• **TASK**:
Your answer should consist of every line from the records that holds the string "Sasha".
==== SUPPLIED DATA ====
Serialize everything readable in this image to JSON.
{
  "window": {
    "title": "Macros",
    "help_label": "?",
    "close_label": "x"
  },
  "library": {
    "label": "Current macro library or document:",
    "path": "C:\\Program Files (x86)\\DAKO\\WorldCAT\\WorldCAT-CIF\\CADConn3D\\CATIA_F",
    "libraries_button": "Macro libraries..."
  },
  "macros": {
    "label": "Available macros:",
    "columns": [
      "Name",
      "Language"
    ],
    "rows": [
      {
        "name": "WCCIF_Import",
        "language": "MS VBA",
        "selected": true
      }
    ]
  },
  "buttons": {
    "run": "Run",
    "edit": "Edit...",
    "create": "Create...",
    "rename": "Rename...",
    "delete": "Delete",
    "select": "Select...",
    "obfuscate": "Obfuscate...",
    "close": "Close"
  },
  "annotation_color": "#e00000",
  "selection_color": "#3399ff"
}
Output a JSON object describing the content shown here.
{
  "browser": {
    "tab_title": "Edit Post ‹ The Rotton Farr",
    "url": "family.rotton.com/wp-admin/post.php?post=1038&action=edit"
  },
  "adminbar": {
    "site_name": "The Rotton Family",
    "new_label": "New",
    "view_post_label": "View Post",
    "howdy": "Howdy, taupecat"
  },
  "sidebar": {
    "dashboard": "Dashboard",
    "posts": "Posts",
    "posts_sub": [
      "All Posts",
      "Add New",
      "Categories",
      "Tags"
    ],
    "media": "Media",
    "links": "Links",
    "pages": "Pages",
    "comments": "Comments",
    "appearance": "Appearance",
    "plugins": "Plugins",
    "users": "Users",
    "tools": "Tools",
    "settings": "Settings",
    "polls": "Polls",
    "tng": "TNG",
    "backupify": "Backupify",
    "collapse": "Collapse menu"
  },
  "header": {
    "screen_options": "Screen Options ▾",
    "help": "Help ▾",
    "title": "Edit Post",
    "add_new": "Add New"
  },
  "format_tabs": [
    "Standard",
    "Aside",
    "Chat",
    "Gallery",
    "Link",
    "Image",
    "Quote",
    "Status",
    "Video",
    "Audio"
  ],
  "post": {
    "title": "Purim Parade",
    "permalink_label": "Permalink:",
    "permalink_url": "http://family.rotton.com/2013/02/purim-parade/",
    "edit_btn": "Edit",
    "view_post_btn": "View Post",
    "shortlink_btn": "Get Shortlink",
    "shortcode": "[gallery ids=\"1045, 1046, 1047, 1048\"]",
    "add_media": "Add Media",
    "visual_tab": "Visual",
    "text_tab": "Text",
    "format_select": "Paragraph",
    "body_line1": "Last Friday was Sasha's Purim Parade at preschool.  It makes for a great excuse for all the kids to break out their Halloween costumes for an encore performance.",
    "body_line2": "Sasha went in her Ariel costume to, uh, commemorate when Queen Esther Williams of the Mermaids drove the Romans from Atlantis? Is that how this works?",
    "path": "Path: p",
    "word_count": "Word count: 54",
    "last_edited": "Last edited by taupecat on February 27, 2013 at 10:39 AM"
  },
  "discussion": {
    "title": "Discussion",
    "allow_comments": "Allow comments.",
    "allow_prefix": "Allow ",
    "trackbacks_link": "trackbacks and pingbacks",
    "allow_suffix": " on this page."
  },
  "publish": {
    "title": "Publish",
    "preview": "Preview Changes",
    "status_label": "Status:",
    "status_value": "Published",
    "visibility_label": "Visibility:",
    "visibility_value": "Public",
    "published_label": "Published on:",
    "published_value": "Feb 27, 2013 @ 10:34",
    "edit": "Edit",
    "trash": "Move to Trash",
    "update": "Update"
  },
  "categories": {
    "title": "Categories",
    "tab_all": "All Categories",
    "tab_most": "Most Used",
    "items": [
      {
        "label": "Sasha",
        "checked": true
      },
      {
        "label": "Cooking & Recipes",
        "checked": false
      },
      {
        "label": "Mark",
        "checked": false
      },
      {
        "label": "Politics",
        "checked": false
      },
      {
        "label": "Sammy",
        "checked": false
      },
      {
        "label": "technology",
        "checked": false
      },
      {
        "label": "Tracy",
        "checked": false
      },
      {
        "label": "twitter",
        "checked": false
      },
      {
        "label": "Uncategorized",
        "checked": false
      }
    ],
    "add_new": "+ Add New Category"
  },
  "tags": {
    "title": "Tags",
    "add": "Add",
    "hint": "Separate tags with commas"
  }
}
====
• **PROBLEM SOLUTION**:
    "body_line1": "Last Friday was Sasha's Purim Parade at preschool.  It makes for a great excuse for all the kids to break out their Halloween costumes for an encore performance.",
    "body_line2": "Sasha went in her Ariel costume to, uh, commemorate when Queen Esther Williams of the Mermaids drove the Romans from Atlantis? Is that how this works?",
        "label": "Sasha",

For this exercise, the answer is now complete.